http://www.theatlanticcities.com/neighborhoods/2013/08/majority-black-americans-feel-theyre-treated-unfairly-just-about-every-major-civic-institution/6636/

Comparing US and World Covers for Time Magazine – by David Harris Gershon

A great resource for talking about social construction of reality and perceptions/knowledge about the world! 

“Yes, what you see is TIME devoting its cover in international markets to a critical moment in Egypt’s revolution – perhaps the most important global story this week – while offering Americans the chance to contemplate their collective navels (with a rather banal topic and supposition, to boot).

This is not an isolated incident, for perusing TIME’s covers reveals countless examples of the publication tempting the world with critical events, ideas or figures, while dangling before Americans the chance to indulge in trite self-absorption.”

time

http://www.dailykos.com/story/2011/11/25/1039957/-STUNNING-Comparing-U-S-World-Covers-for-TIME-Magazine#

The Racial Dot Map: One Dot Per Person for the Entire United States. Created by Dustin Cable, July 2013

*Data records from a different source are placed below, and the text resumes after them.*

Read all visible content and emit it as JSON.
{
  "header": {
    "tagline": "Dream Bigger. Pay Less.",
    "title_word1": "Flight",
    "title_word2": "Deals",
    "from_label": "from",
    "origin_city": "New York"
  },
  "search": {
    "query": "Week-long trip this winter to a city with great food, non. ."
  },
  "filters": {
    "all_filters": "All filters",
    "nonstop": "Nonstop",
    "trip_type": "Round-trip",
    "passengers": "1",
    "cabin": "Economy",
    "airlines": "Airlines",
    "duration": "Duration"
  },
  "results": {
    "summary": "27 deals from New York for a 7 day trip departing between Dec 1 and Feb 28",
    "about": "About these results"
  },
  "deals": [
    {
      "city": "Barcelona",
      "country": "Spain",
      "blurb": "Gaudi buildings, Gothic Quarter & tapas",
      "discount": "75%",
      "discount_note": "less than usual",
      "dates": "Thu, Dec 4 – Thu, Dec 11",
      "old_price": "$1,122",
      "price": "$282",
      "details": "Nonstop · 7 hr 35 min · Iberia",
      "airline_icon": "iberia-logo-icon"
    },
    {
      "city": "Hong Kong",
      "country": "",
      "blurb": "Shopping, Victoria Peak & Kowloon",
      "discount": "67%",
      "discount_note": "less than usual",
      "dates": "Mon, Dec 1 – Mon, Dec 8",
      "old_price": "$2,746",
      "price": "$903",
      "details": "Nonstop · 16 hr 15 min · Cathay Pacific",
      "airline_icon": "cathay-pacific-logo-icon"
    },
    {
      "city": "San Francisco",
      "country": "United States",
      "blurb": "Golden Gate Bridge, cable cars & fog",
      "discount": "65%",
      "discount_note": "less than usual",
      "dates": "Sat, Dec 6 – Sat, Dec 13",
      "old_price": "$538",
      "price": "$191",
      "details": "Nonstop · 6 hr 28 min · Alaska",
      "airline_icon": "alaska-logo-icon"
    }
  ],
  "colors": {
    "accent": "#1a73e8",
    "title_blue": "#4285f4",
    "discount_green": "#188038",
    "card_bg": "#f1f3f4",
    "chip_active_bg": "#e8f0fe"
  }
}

“This map is an American snapshot; it provides an accessible visualization of geographic distribution, population density, and racial diversity of the American people in every neighborhood in the entire country. The map displays 308,745,538 dots, one for each person residing in the United States at the location they were counted during the 2010 Census. Each dot is color-coded by the individual’s race and ethnicity. The map is presented in both black and white and full color versions. In the color version, each dot is color-coded by race.”

http://www.coopercenter.org/demographics/Racial-Dot-Map